SE Litho continues with the expansion of its digital printing services with the purchase of a Xerox Versant 2100 digital press.
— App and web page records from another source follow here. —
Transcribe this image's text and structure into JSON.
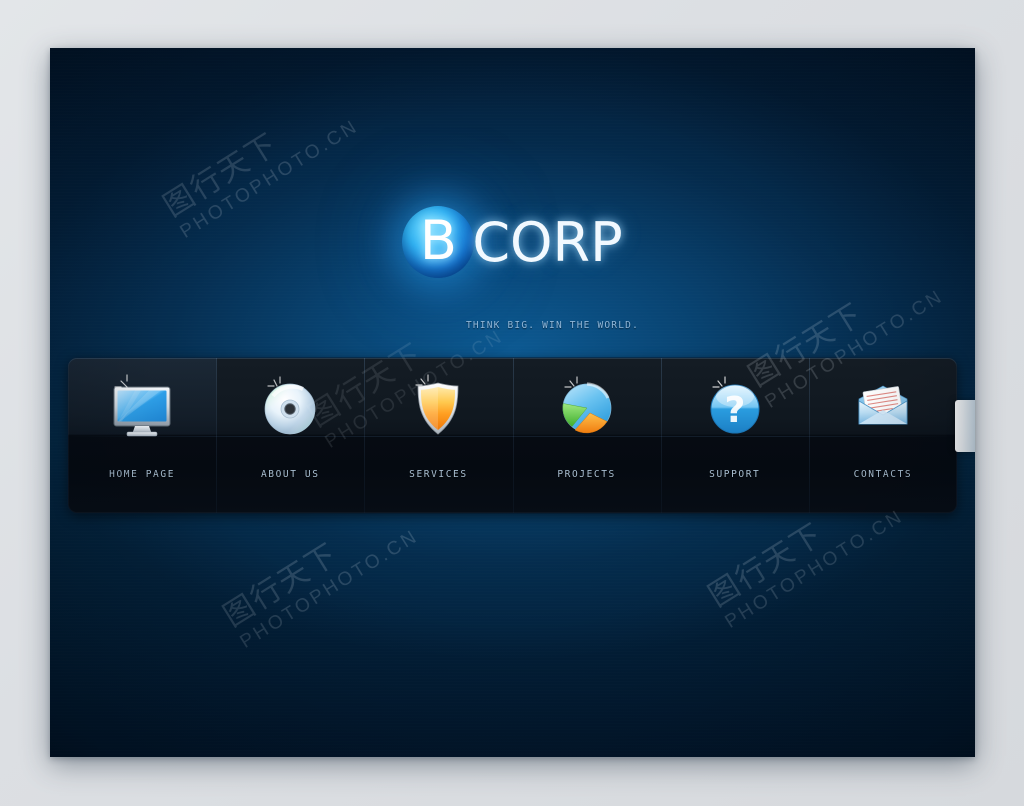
{
  "page": {
    "background_color": "#dcdfe3",
    "panel_color": "#01203c",
    "accent_color": "#2fb4f5"
  },
  "logo": {
    "mark_letter": "B",
    "wordmark": "CORP",
    "tagline": "THINK BIG. WIN THE WORLD.",
    "mark_icon": "blue-glow-circle-icon"
  },
  "nav": {
    "items": [
      {
        "label": "HOME PAGE",
        "icon": "monitor-icon",
        "active": true
      },
      {
        "label": "ABOUT US",
        "icon": "compact-disc-icon",
        "active": false
      },
      {
        "label": "SERVICES",
        "icon": "shield-icon",
        "active": false
      },
      {
        "label": "PROJECTS",
        "icon": "pie-chart-icon",
        "active": false
      },
      {
        "label": "SUPPORT",
        "icon": "question-mark-icon",
        "active": false
      },
      {
        "label": "CONTACTS",
        "icon": "envelope-mail-icon",
        "active": false
      }
    ]
  },
  "side_tab": {
    "name": "side-pull-tab"
  },
  "watermarks": {
    "text": "PHOTOPHOTO.CN",
    "chinese": "图行天下"
  }
}
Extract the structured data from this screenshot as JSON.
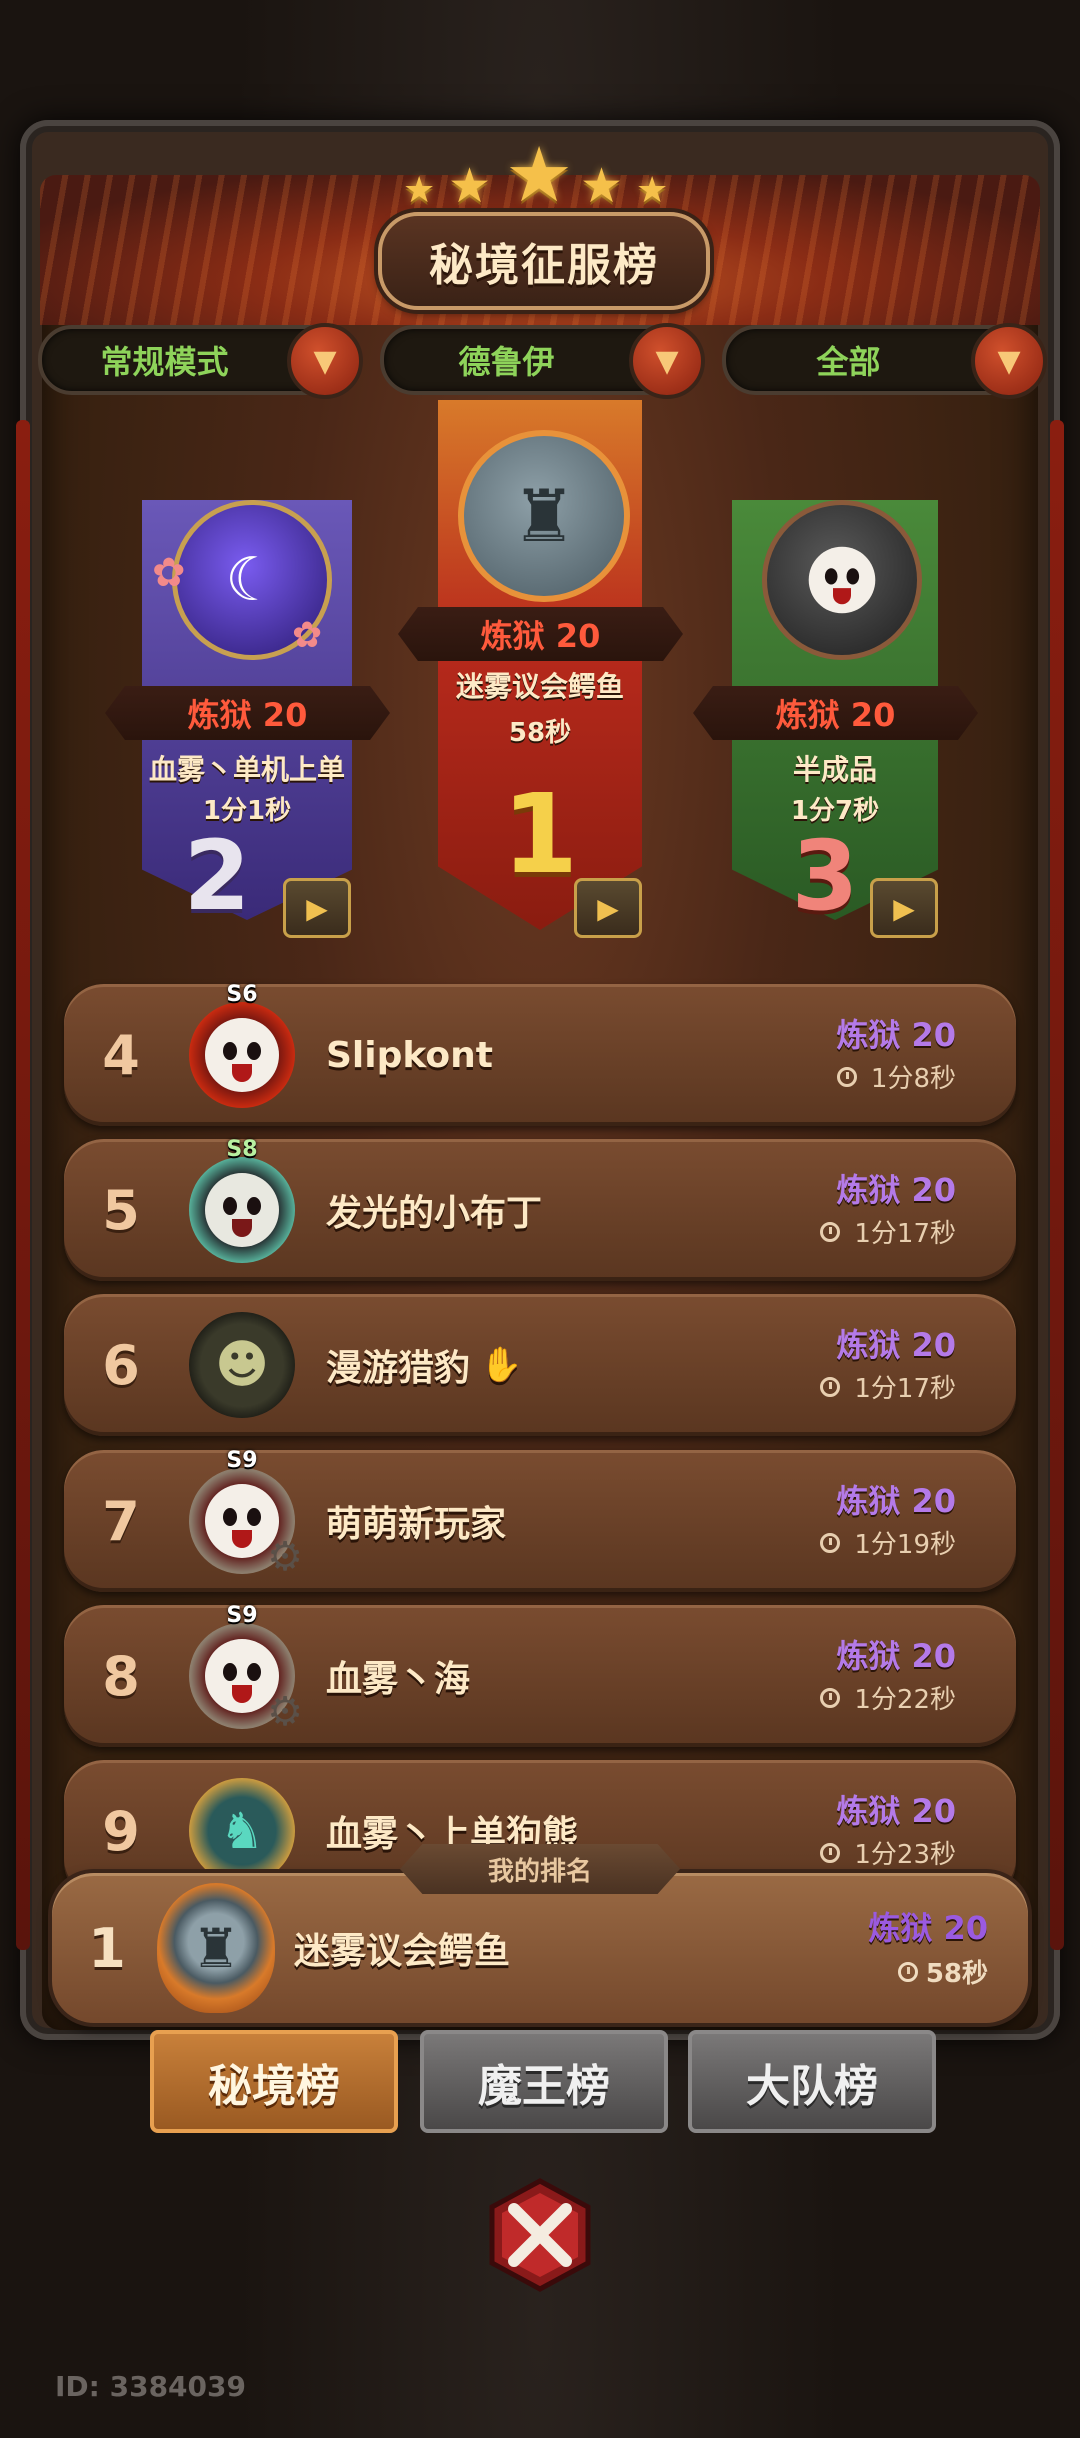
{
  "title": "秘境征服榜",
  "filters": [
    {
      "label": "常规模式"
    },
    {
      "label": "德鲁伊"
    },
    {
      "label": "全部"
    }
  ],
  "podium": {
    "first": {
      "rank": "1",
      "difficulty": "炼狱 20",
      "name": "迷雾议会鳄鱼",
      "time": "58秒"
    },
    "second": {
      "rank": "2",
      "difficulty": "炼狱 20",
      "name": "血雾丶单机上单",
      "time": "1分1秒"
    },
    "third": {
      "rank": "3",
      "difficulty": "炼狱 20",
      "name": "半成品",
      "time": "1分7秒"
    }
  },
  "rows": [
    {
      "rank": "4",
      "name": "Slipkont",
      "difficulty": "炼狱 20",
      "time": "1分8秒",
      "season": "S6"
    },
    {
      "rank": "5",
      "name": "发光的小布丁",
      "difficulty": "炼狱 20",
      "time": "1分17秒",
      "season": "S8"
    },
    {
      "rank": "6",
      "name": "漫游猎豹",
      "difficulty": "炼狱 20",
      "time": "1分17秒",
      "season": ""
    },
    {
      "rank": "7",
      "name": "萌萌新玩家",
      "difficulty": "炼狱 20",
      "time": "1分19秒",
      "season": "S9"
    },
    {
      "rank": "8",
      "name": "血雾丶海",
      "difficulty": "炼狱 20",
      "time": "1分22秒",
      "season": "S9"
    },
    {
      "rank": "9",
      "name": "血雾丶上单狗熊",
      "difficulty": "炼狱 20",
      "time": "1分23秒",
      "season": ""
    }
  ],
  "my_rank": {
    "label": "我的排名",
    "rank": "1",
    "name": "迷雾议会鳄鱼",
    "difficulty": "炼狱 20",
    "time": "58秒"
  },
  "tabs": [
    {
      "label": "秘境榜",
      "active": true
    },
    {
      "label": "魔王榜",
      "active": false
    },
    {
      "label": "大队榜",
      "active": false
    }
  ],
  "player_id": "ID: 3384039",
  "colors": {
    "difficulty_red": "#ff5a3c",
    "difficulty_purple": "#b47ae8",
    "filter_green": "#8ed35a",
    "gold": "#f5c04a"
  }
}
The purchase was made possible through Digilogix and Bytes Document Solutions.
Key features of the Versant 2100 are its ultra high-definition output and advanced colour registration and automation capabilities, giving SE Litho the tools it needs to increase capacity, reduce costs and improve reliability significantly.
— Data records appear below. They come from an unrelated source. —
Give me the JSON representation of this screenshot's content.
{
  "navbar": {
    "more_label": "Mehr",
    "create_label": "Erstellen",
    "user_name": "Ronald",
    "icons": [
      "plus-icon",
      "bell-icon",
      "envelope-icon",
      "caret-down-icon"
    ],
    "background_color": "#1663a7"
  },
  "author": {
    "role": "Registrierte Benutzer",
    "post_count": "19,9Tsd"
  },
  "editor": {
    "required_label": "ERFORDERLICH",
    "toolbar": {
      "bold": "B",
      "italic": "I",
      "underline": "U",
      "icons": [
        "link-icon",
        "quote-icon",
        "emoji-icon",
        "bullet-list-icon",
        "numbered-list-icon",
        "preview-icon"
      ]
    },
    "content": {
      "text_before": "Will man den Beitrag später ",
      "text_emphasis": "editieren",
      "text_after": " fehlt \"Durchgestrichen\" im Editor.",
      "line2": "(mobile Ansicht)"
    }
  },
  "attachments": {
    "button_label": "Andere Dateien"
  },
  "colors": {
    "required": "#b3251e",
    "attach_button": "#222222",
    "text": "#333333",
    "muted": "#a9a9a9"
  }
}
SE Litho’s Andrew Armstrong said the printing market has evolved to the point where designers are no longer interested in the limitations of litho printing and expect equal or better printed products from their digital suppliers.
‘When we first entered the digital printing market a few years ago – also with a Xerox machine – litho printing was still ‘king of the hill’ when it came to producing high-volume professional output for corporate clients and designers,’ said Armstrong.
‘Today that’s all changed, and the new generation of digital presses like the Xerox Versant 2100 makes it possible to deliver litho-like quality and volumes at a lower cost and more efficiently,’ he said. ‘It’s a fact that some litho printers don’t readily admit, but the results we’re already getting shows us that the future of printing, particularly in the fast-paced, entrepreneur-driven South African market, is digital.’
The Xerox Versant 2100 keeps digital printers competitive with features that ensure less waste, less downtime, improved efficiency through reduced operator intervention, shorter turnaround times with less trial and error and an automated workflow that lowers labour costs and delivers more accurate output.
An Ultra HD engine combines rendering resolution (1200 x 1200 up to 10-bit) and imaging resolution (2400 x 2400) with expanded halftone screens to yield smoother, crisper objects and improved graphic fill sweeps. Two 2,000-sheet trays support lightweight, heavyweight and specialty stocks from 52 to 350gsm, with auto-tray switching and reload-while-run capabilities that optimise press time.
‘Print resolution is the standout feature for us, a big step up from our previous digital printer-copier,’ said Armstrong. ‘Add to that the built-in spectrometer, and we can be certain that the prints we give our clients are 100 per cent accurate every time – from registration to bleed to crops to colours. It’s streamlined the way we work, and the litho printers are getting less runtime as the digital press ramps up production.’
Digilogix’s Jason Patch said digital printing has matured to the point where the difference in quality between traditional litho output and advanced digital presses has diminished, and the difference in cost-per-click, even at higher volumes, is starting to favour the digital press.
‘Digital has long held the edge over litho when it comes to short-run printing, given the complexities of the litho workflow, but new-generation digital presses like the Versant 2100 have all but eliminated the cost differential at higher volumes as well,’ said Patch.
‘For companies like SE Litho that have a long history and established client base built on a heritage of higher volume, cost-effective quality printing, it means more choices and more opportunities to better service their existing customers.’